You can run this one equally successfully in all types of red decks from aggro to control. It is also extremely hard to remove, unless you play cards that can discard it from opponent's hand or straight-up counterspell it.
That is why it would be smart to play it alongside Rhythm of the Wild, which deals with counterspells and gives it Haste.
So it looks like Gruul lists will benefit the most from Ilharg, the Raze-Boar.
Here's a card that deals with all those pesky token-based decks. This means that Massacre Girl might not be the best maindeck choice, but it is a definite sideboard bomb.
She could be casually run as a one-off in maindeck as well, since running a 4/4 with menace for five mana is just really good.
Massacre Girl is basically Ritual of Soot with a body, which makes it a highly desirable choice for superfriends decks that don't run that many creatures, but would like to deploy a few threats against curve-based creature decks.

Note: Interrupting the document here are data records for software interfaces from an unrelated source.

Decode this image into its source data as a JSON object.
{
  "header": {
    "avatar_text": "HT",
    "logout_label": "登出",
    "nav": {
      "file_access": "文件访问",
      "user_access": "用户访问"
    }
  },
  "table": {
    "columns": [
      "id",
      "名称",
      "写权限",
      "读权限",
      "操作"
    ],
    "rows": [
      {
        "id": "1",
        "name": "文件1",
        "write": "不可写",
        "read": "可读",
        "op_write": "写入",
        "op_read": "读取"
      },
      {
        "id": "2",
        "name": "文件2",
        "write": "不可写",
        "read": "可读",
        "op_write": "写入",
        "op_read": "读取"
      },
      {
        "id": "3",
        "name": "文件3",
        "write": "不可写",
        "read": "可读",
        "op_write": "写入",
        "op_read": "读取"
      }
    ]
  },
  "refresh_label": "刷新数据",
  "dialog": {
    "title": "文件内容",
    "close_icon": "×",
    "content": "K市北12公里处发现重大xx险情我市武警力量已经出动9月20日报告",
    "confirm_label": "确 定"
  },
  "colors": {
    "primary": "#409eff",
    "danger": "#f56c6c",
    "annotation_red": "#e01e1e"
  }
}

Besides three incredibly strong active abilities the brand new Nicol Bolas planeswalker has the most overpowered passive in War of the Spark. Being able to use any other planeswalker's abilities, including opponent's, is just outright ridiculous.
This in combination with The Elderspell is a surefire winning combo. By the way, for this to work you don't even need your opponent to play planeswalkers, you could just destroy your own for those sweet eight loyalty counters on Nicol Bolas.
Of course, if there is a legendary creature on the battlefield, then you will need to find the way to remove it, too. But that is not a problem if you run Spark Harvest.
The cost of a new Liliana planeswalker is pretty high. But Vraska, Relic Seeker proved that six-mana planeswalkers have the right to live in Standard, if the power level is high enough.
Her ultimate ability is especially strong, as it removes lands as well, which is basically game-winning at that point. But she could be simply used for her card draw and sacrifice abilities alone, as those two pretty much control the game on their own.
So if you are looking for an extra planeswalker for your control deck, then look no further than Liliana, Dreadhorde General.